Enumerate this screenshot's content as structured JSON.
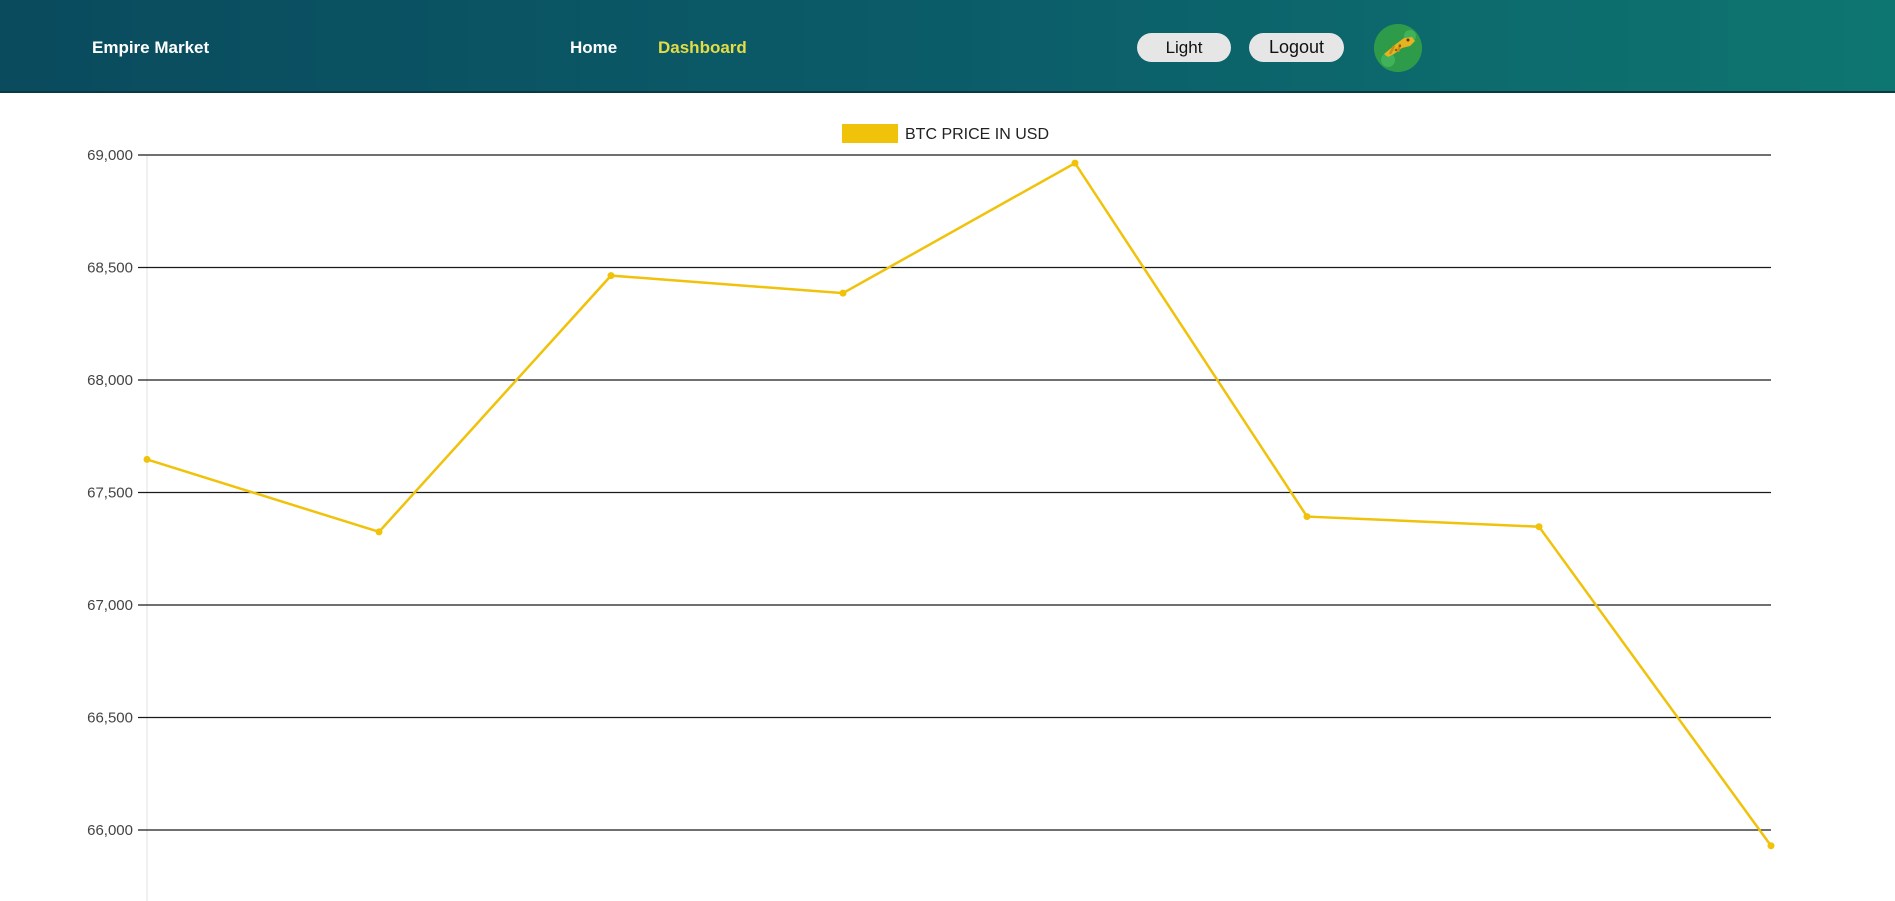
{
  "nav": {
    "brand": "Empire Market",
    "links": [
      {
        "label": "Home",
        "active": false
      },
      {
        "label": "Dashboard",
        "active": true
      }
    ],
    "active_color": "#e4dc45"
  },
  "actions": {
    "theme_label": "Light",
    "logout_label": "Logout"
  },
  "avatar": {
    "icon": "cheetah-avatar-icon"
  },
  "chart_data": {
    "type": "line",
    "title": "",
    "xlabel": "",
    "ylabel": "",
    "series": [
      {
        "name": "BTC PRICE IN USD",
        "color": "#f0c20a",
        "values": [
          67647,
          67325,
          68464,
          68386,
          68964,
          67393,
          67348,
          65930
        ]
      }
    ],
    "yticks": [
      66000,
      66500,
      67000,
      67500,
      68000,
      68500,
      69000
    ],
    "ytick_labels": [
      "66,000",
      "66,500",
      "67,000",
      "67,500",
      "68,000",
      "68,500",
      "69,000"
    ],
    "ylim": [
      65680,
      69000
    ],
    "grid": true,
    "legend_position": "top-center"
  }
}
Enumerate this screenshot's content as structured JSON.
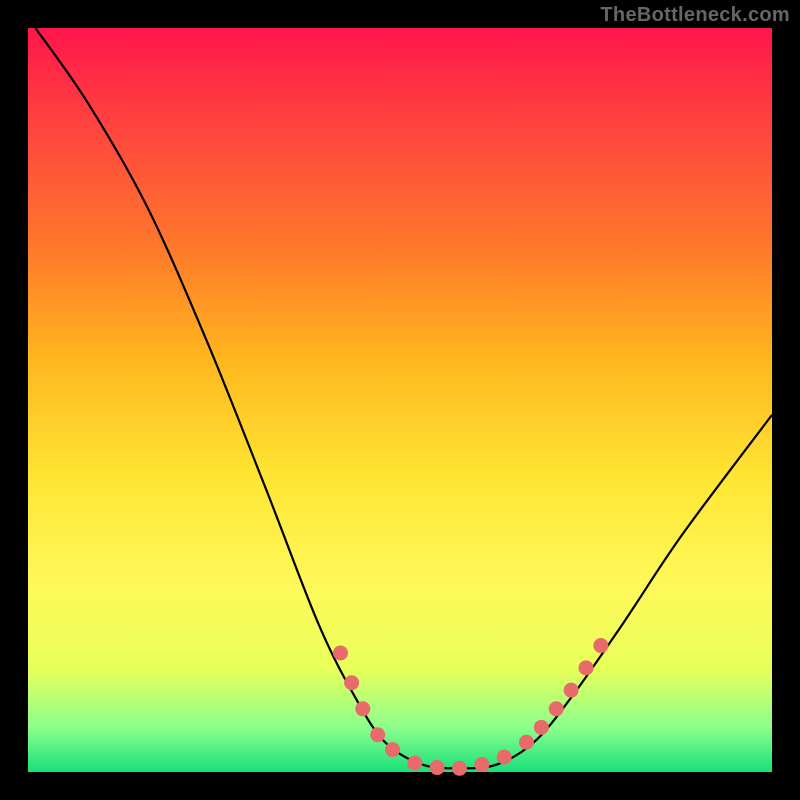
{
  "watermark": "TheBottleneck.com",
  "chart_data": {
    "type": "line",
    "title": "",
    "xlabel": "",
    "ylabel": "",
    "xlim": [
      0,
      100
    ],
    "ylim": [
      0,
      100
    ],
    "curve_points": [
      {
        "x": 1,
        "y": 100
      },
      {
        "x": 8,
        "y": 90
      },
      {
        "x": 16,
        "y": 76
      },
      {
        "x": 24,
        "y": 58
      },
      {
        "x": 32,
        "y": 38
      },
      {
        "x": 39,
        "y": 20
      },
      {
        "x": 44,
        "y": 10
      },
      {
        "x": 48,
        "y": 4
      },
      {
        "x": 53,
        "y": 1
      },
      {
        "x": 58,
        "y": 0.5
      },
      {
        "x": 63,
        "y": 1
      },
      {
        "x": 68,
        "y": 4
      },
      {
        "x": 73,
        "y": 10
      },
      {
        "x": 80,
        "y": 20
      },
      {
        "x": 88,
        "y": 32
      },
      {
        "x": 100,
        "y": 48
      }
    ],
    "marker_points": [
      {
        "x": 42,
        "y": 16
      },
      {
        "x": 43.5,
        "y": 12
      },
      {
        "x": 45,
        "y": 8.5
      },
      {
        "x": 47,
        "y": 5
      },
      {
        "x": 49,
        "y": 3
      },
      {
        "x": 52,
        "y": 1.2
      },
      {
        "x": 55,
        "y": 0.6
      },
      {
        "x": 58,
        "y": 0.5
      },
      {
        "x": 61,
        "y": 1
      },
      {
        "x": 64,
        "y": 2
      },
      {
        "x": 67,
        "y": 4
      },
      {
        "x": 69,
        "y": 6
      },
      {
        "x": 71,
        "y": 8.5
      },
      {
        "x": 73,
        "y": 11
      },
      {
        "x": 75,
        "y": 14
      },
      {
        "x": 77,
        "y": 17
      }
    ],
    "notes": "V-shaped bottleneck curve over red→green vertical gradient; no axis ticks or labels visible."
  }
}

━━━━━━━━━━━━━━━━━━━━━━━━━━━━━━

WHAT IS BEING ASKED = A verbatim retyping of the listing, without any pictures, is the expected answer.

REPLY =
Enumerate this screenshot's content as structured JSON.
{
  "nav": {
    "brand": "Empire Market",
    "links": [
      {
        "label": "Home",
        "active": false
      },
      {
        "label": "Dashboard",
        "active": true
      }
    ],
    "active_color": "#e4dc45"
  },
  "actions": {
    "theme_label": "Light",
    "logout_label": "Logout"
  },
  "avatar": {
    "icon": "cheetah-avatar-icon"
  },
  "chart_data": {
    "type": "line",
    "title": "",
    "xlabel": "",
    "ylabel": "",
    "series": [
      {
        "name": "BTC PRICE IN USD",
        "color": "#f0c20a",
        "values": [
          67647,
          67325,
          68464,
          68386,
          68964,
          67393,
          67348,
          65930
        ]
      }
    ],
    "yticks": [
      66000,
      66500,
      67000,
      67500,
      68000,
      68500,
      69000
    ],
    "ytick_labels": [
      "66,000",
      "66,500",
      "67,000",
      "67,500",
      "68,000",
      "68,500",
      "69,000"
    ],
    "ylim": [
      65680,
      69000
    ],
    "grid": true,
    "legend_position": "top-center"
  }
}
Enumerate this screenshot's content as structured JSON.
{
  "watermark": "TheBottleneck.com",
  "chart_data": {
    "type": "line",
    "title": "",
    "xlabel": "",
    "ylabel": "",
    "xlim": [
      0,
      100
    ],
    "ylim": [
      0,
      100
    ],
    "curve_points": [
      {
        "x": 1,
        "y": 100
      },
      {
        "x": 8,
        "y": 90
      },
      {
        "x": 16,
        "y": 76
      },
      {
        "x": 24,
        "y": 58
      },
      {
        "x": 32,
        "y": 38
      },
      {
        "x": 39,
        "y": 20
      },
      {
        "x": 44,
        "y": 10
      },
      {
        "x": 48,
        "y": 4
      },
      {
        "x": 53,
        "y": 1
      },
      {
        "x": 58,
        "y": 0.5
      },
      {
        "x": 63,
        "y": 1
      },
      {
        "x": 68,
        "y": 4
      },
      {
        "x": 73,
        "y": 10
      },
      {
        "x": 80,
        "y": 20
      },
      {
        "x": 88,
        "y": 32
      },
      {
        "x": 100,
        "y": 48
      }
    ],
    "marker_points": [
      {
        "x": 42,
        "y": 16
      },
      {
        "x": 43.5,
        "y": 12
      },
      {
        "x": 45,
        "y": 8.5
      },
      {
        "x": 47,
        "y": 5
      },
      {
        "x": 49,
        "y": 3
      },
      {
        "x": 52,
        "y": 1.2
      },
      {
        "x": 55,
        "y": 0.6
      },
      {
        "x": 58,
        "y": 0.5
      },
      {
        "x": 61,
        "y": 1
      },
      {
        "x": 64,
        "y": 2
      },
      {
        "x": 67,
        "y": 4
      },
      {
        "x": 69,
        "y": 6
      },
      {
        "x": 71,
        "y": 8.5
      },
      {
        "x": 73,
        "y": 11
      },
      {
        "x": 75,
        "y": 14
      },
      {
        "x": 77,
        "y": 17
      }
    ],
    "notes": "V-shaped bottleneck curve over red→green vertical gradient; no axis ticks or labels visible."
  }
}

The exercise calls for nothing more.